*Task goal*.
Each line below needs to be restated word for word.

*Source material*.
*** Block opens ***
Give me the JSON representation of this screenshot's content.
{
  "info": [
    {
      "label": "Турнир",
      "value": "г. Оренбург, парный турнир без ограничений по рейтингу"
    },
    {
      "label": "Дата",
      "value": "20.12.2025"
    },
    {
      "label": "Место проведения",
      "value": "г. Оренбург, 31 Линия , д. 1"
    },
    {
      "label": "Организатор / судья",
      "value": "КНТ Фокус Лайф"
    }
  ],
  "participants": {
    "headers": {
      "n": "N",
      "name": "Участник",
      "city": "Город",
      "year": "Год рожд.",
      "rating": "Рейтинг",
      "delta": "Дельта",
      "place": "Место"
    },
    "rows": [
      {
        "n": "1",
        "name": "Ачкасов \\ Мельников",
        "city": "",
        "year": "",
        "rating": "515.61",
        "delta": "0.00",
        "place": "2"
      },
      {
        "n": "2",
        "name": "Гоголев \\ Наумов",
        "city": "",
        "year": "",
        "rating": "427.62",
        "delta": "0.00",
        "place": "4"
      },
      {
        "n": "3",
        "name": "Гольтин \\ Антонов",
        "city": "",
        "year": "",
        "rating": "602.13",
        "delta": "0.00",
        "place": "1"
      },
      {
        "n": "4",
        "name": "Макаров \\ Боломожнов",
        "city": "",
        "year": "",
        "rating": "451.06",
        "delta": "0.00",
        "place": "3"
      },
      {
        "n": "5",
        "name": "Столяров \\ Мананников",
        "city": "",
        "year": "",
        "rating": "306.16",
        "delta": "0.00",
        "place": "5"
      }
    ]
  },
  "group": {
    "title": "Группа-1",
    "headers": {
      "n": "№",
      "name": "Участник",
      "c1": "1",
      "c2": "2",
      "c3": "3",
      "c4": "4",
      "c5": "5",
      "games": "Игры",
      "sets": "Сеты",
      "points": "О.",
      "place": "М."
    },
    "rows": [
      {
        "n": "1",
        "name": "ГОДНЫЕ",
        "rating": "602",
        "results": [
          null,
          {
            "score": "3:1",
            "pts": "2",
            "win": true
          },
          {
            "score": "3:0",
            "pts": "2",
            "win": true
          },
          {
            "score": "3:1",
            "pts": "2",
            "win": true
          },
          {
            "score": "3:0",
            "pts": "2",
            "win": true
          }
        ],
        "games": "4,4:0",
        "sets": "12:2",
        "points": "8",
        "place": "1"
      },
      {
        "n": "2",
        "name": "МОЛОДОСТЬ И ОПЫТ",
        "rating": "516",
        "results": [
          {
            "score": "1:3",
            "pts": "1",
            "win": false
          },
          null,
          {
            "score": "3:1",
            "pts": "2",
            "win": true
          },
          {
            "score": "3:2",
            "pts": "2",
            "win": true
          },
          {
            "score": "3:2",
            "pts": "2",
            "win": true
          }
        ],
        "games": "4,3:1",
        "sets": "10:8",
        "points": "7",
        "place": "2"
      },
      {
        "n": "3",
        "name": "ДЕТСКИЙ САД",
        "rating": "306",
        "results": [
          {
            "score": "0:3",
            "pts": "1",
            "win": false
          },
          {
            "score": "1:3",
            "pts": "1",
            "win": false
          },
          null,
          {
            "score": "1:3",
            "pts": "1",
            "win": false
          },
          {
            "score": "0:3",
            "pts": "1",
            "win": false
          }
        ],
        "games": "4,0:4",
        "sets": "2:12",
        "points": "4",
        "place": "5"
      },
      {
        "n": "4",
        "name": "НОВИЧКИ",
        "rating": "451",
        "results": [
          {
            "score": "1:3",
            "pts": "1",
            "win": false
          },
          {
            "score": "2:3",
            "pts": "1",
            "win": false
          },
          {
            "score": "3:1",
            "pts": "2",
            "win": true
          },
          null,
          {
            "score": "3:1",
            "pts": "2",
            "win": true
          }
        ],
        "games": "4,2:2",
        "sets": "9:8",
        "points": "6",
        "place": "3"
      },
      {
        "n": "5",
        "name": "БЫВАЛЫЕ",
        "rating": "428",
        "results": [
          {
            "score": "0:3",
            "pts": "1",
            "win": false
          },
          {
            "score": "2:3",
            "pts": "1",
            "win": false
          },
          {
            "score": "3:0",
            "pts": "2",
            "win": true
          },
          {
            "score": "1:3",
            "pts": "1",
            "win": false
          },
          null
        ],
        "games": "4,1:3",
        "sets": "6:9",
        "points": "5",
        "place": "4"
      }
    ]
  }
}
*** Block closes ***
*Response below*.
Give me the JSON representation of this screenshot's content.
{
  "info": [
    {
      "label": "Турнир",
      "value": "г. Оренбург, парный турнир без ограничений по рейтингу"
    },
    {
      "label": "Дата",
      "value": "20.12.2025"
    },
    {
      "label": "Место проведения",
      "value": "г. Оренбург, 31 Линия , д. 1"
    },
    {
      "label": "Организатор / судья",
      "value": "КНТ Фокус Лайф"
    }
  ],
  "participants": {
    "headers": {
      "n": "N",
      "name": "Участник",
      "city": "Город",
      "year": "Год рожд.",
      "rating": "Рейтинг",
      "delta": "Дельта",
      "place": "Место"
    },
    "rows": [
      {
        "n": "1",
        "name": "Ачкасов \\ Мельников",
        "city": "",
        "year": "",
        "rating": "515.61",
        "delta": "0.00",
        "place": "2"
      },
      {
        "n": "2",
        "name": "Гоголев \\ Наумов",
        "city": "",
        "year": "",
        "rating": "427.62",
        "delta": "0.00",
        "place": "4"
      },
      {
        "n": "3",
        "name": "Гольтин \\ Антонов",
        "city": "",
        "year": "",
        "rating": "602.13",
        "delta": "0.00",
        "place": "1"
      },
      {
        "n": "4",
        "name": "Макаров \\ Боломожнов",
        "city": "",
        "year": "",
        "rating": "451.06",
        "delta": "0.00",
        "place": "3"
      },
      {
        "n": "5",
        "name": "Столяров \\ Мананников",
        "city": "",
        "year": "",
        "rating": "306.16",
        "delta": "0.00",
        "place": "5"
      }
    ]
  },
  "group": {
    "title": "Группа-1",
    "headers": {
      "n": "№",
      "name": "Участник",
      "c1": "1",
      "c2": "2",
      "c3": "3",
      "c4": "4",
      "c5": "5",
      "games": "Игры",
      "sets": "Сеты",
      "points": "О.",
      "place": "М."
    },
    "rows": [
      {
        "n": "1",
        "name": "ГОДНЫЕ",
        "rating": "602",
        "results": [
          null,
          {
            "score": "3:1",
            "pts": "2",
            "win": true
          },
          {
            "score": "3:0",
            "pts": "2",
            "win": true
          },
          {
            "score": "3:1",
            "pts": "2",
            "win": true
          },
          {
            "score": "3:0",
            "pts": "2",
            "win": true
          }
        ],
        "games": "4,4:0",
        "sets": "12:2",
        "points": "8",
        "place": "1"
      },
      {
        "n": "2",
        "name": "МОЛОДОСТЬ И ОПЫТ",
        "rating": "516",
        "results": [
          {
            "score": "1:3",
            "pts": "1",
            "win": false
          },
          null,
          {
            "score": "3:1",
            "pts": "2",
            "win": true
          },
          {
            "score": "3:2",
            "pts": "2",
            "win": true
          },
          {
            "score": "3:2",
            "pts": "2",
            "win": true
          }
        ],
        "games": "4,3:1",
        "sets": "10:8",
        "points": "7",
        "place": "2"
      },
      {
        "n": "3",
        "name": "ДЕТСКИЙ САД",
        "rating": "306",
        "results": [
          {
            "score": "0:3",
            "pts": "1",
            "win": false
          },
          {
            "score": "1:3",
            "pts": "1",
            "win": false
          },
          null,
          {
            "score": "1:3",
            "pts": "1",
            "win": false
          },
          {
            "score": "0:3",
            "pts": "1",
            "win": false
          }
        ],
        "games": "4,0:4",
        "sets": "2:12",
        "points": "4",
        "place": "5"
      },
      {
        "n": "4",
        "name": "НОВИЧКИ",
        "rating": "451",
        "results": [
          {
            "score": "1:3",
            "pts": "1",
            "win": false
          },
          {
            "score": "2:3",
            "pts": "1",
            "win": false
          },
          {
            "score": "3:1",
            "pts": "2",
            "win": true
          },
          null,
          {
            "score": "3:1",
            "pts": "2",
            "win": true
          }
        ],
        "games": "4,2:2",
        "sets": "9:8",
        "points": "6",
        "place": "3"
      },
      {
        "n": "5",
        "name": "БЫВАЛЫЕ",
        "rating": "428",
        "results": [
          {
            "score": "0:3",
            "pts": "1",
            "win": false
          },
          {
            "score": "2:3",
            "pts": "1",
            "win": false
          },
          {
            "score": "3:0",
            "pts": "2",
            "win": true
          },
          {
            "score": "1:3",
            "pts": "1",
            "win": false
          },
          null
        ],
        "games": "4,1:3",
        "sets": "6:9",
        "points": "5",
        "place": "4"
      }
    ]
  }
}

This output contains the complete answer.